Republican Sen. John Thune of South Dakota asked Facebook CEO Mark Zuckerberg on Tuesday if he would promise Congress that he and his company will limit the infringements on free expression in his efforts to ward off “bad actors.”
“You have answered several questions today about efforts to keep bad actors, whether that’s a terrorist group to malicious foreign agent, off of your platform, and you’ve also heard concerns about bias at Facebook, particularly bias against conservatives,” said Thune, the chair of the Senate Commerce, Transportation & Energy Committee, one of the two presiding over the hearing along with the Senate Judiciary Committee. “As a final question, can you assure us that when you’re improving tools to stop bad actors, that will you err on the side of protecting speech, especially political speech from all different corners.”

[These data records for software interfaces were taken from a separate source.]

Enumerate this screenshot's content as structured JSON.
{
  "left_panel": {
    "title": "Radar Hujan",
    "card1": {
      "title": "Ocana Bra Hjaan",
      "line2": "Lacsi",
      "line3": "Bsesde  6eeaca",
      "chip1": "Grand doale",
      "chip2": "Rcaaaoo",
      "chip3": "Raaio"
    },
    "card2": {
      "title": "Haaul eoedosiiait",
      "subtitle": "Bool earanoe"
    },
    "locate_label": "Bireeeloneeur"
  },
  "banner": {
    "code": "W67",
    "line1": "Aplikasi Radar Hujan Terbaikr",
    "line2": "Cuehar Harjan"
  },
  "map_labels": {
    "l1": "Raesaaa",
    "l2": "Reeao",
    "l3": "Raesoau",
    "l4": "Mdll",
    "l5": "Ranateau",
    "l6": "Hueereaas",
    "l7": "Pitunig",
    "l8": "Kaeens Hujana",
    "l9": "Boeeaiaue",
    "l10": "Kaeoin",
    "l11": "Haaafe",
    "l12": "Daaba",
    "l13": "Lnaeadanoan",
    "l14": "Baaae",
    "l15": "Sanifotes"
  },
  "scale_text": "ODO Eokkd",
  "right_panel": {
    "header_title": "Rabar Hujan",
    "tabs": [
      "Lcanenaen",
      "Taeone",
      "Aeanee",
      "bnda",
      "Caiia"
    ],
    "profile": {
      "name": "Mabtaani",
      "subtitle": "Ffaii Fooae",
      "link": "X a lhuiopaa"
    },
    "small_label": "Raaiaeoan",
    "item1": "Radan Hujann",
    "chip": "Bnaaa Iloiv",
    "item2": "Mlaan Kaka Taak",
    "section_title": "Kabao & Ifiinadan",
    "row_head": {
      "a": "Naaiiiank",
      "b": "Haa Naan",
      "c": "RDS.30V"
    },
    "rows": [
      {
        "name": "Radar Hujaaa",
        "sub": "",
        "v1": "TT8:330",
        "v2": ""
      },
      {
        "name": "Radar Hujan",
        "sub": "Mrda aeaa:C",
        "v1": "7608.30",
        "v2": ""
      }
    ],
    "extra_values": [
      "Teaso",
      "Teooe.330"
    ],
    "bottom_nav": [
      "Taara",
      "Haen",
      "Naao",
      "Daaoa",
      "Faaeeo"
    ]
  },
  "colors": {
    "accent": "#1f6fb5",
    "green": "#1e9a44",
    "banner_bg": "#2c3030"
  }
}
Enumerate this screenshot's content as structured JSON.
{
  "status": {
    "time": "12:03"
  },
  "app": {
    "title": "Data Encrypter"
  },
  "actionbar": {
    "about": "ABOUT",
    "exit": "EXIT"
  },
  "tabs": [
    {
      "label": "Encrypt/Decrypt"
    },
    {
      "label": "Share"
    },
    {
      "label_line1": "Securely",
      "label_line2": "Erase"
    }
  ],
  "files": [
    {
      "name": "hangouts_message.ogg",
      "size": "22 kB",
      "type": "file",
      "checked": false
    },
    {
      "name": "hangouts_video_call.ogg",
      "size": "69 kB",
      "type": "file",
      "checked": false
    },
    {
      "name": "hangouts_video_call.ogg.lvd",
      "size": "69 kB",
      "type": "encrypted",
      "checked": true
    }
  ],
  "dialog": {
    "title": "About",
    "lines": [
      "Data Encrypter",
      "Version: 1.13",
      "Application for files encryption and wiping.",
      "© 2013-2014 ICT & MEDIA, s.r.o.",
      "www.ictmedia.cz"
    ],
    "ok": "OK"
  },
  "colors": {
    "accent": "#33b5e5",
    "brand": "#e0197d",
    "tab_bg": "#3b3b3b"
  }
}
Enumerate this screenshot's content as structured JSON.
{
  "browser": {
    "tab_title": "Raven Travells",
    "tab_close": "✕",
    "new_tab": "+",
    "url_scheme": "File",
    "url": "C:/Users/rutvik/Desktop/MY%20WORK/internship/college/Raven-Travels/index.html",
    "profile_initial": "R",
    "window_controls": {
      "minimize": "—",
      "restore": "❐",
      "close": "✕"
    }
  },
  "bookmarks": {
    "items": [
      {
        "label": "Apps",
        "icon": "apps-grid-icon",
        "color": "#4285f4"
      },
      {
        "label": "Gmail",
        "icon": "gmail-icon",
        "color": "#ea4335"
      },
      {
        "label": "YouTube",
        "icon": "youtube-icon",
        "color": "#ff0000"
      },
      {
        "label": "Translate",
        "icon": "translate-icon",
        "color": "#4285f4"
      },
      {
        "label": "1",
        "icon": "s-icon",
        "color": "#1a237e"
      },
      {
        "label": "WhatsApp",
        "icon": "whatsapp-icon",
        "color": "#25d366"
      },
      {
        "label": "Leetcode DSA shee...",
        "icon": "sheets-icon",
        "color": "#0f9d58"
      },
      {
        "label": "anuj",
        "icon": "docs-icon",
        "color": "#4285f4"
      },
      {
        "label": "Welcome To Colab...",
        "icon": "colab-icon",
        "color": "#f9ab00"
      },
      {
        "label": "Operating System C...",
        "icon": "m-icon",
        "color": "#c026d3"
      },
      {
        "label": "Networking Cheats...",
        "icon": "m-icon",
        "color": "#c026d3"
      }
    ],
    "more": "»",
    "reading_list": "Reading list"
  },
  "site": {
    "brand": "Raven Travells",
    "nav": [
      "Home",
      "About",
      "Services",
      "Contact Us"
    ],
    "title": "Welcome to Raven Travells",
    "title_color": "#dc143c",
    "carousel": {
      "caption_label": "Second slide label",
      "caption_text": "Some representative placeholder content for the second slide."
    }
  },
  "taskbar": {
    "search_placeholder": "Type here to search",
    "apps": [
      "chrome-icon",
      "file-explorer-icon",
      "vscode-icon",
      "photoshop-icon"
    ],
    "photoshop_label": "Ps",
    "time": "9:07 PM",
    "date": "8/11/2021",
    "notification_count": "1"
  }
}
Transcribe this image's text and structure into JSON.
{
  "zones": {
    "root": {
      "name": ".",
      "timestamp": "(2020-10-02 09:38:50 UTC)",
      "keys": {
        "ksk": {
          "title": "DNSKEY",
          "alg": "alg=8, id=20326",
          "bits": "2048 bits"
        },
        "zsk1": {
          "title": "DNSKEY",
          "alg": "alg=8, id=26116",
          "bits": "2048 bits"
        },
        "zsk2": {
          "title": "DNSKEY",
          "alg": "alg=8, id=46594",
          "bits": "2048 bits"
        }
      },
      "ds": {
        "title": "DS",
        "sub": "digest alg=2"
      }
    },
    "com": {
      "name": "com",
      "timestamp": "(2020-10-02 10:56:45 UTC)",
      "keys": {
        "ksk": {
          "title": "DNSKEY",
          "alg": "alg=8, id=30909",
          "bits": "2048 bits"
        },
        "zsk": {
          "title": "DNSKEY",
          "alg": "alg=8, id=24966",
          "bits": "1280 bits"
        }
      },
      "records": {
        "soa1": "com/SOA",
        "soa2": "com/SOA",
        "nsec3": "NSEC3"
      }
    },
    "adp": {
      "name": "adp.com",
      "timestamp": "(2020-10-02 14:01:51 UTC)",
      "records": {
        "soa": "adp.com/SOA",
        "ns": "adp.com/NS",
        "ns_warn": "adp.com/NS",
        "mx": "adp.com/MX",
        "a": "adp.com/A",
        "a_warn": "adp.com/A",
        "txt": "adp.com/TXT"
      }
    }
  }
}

Thune essentially asked Zuckerberg to guarantee there wouldn’t be a breach of free speech — at least too much so.
Texas Republican Sen. Ted Cruz broached the same subject as his colleague, questioning Zuckerberg about the firing of President Donald Trump — supporting Palmer Luckey, a virtual reality specialist and entrepreneur. Cruz also mentioned the more recent Diamond & Silk ban, which appears to be only temporary.
Zuckerberg tried to convince Thune he would protect the platform from evildoers and do his best to not overly squash speech or content — a fine line.
“If there is a threat of harm, we’re going to take a conservative position on that and make sure we flag that and understand that more broadly,” Zuckerberg told Thune and the rest of the lawmakers. “But overall, I want to make sure we provide people with the most voice possible. I want the widest possible expression, and I don’t want anyone at our company to make any decisions based on the political ideology of the content.”
Zuckerberg will be hard pressed to find the right balance in maintaining, or arguably recreating, a platform of free expression and appeasing the calls to further combat hate speech.